BOGOTÁ, Colombia (LifeSiteNews) — Colombia’s president and the country’s bishops condemned the February 21 ruling that will allow abortion in the country through the first 24 weeks of pregnancy.

President Iván Duque Márquez, who is pro-life, opposed the court’s ruling.

“We are facing a decision that concerns the entire Colombian society, and five people cannot propose something as atrocious to a nation as allowing a life to be interrupted up to six months of gestation,” the president said, according to Walter Silva, the Latin America correspondent for Catholic News Agency.

“I have always been a pro-life person.

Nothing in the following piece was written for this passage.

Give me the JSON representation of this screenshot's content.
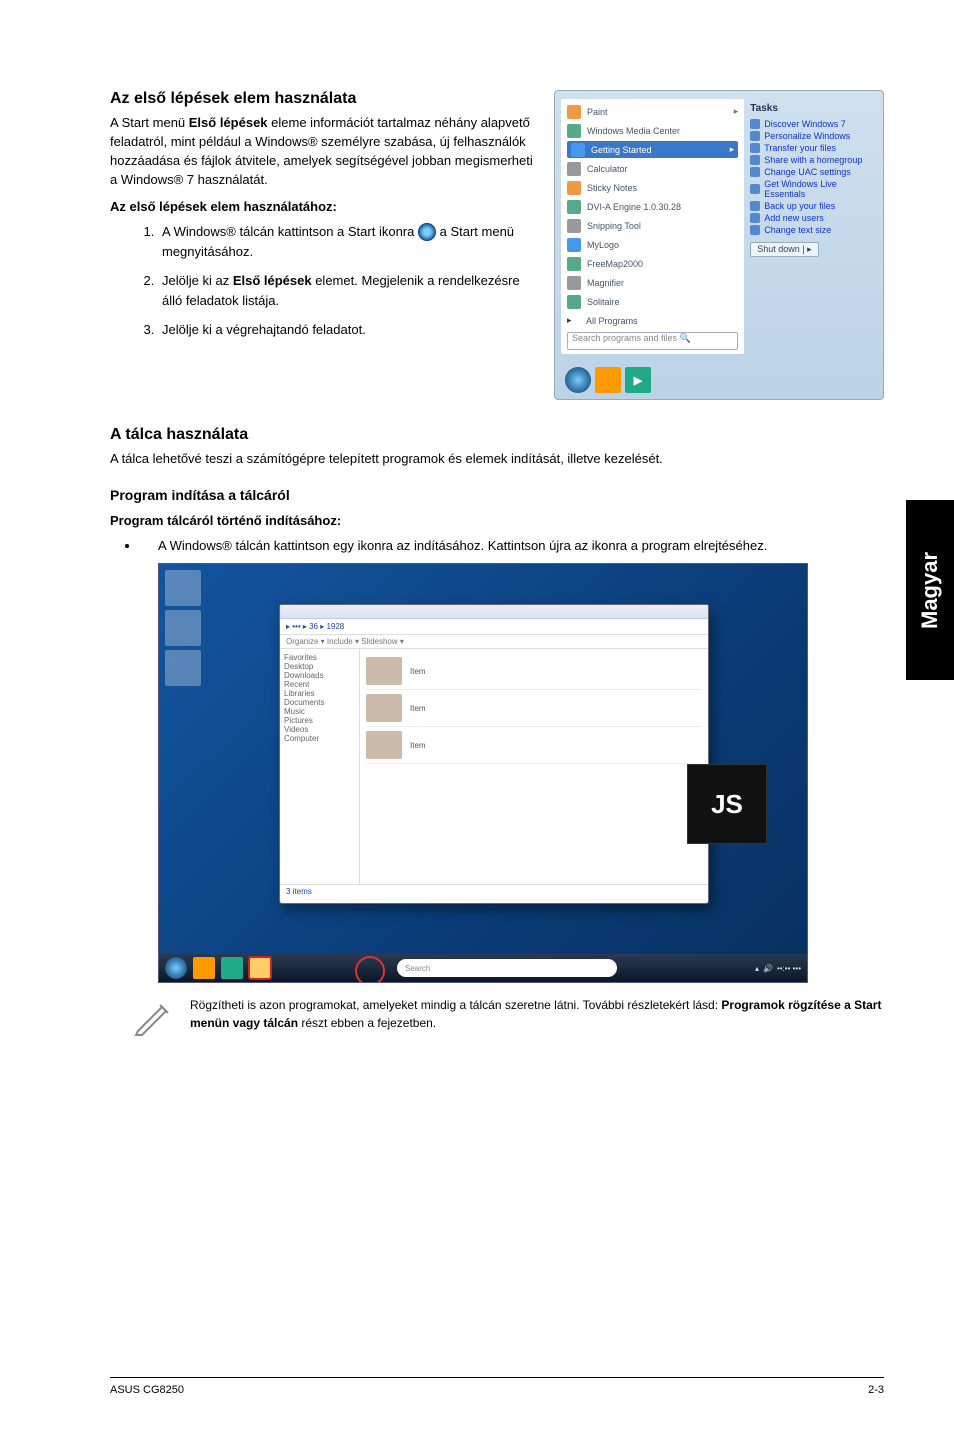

I believe, as the Constitutional Court itself also stated a long time ago, that life begins with conception,” he said. “We are talking about interrupting a life that has a very clear developmental process.”

The Catholic bishops also criticized the ruling and called it “an affront to human dignity.”

“Protecting the supposed right to take an innocent human life puts at risk the very foundation of our social order and the rule of law,” the bishops said. “Direct abortion is an immoral act and a violent practice contrary to life.”

“[T]he fact that every pregnancy involves the existence of another human being, distinct from the mother, in conditions of helplessness and vulnerability, who in turn has the right to be part of the human family, cannot be covered over or minimized,” the bishops said.

“The Colombian Constitution says that life is the fundamental right of all citizens and from here proceed the other rights that are defended in Colombia and around the world,” Archbishop Luis José Rueda Aparicio of Bogotá said in a February 21 video.

He said life “is a gift from God, and we will continue to announce, defend and promote human life, from gestation to natural death.”

The former president of Colombia, meanwhile, celebrated the ruling during a recent speech at Harvard University.

“I agree with what the Constitutional Court did in Colombia, expanding the weeks where abortion is allowed,” Juan Manuel Santos said, according to The Crimson. “I think it was a correct move, and I support it.”

“If you ask me, I think they did the right thing,” he said. Santos hinted he wants further legalization of abortion, but said the “conservative country” should not rush into it, but pursue it gradually.

“Eventually, I think all the countries are moving in that direction,” Santos said. “We have to measure the convenience of doing things at the correct pace.”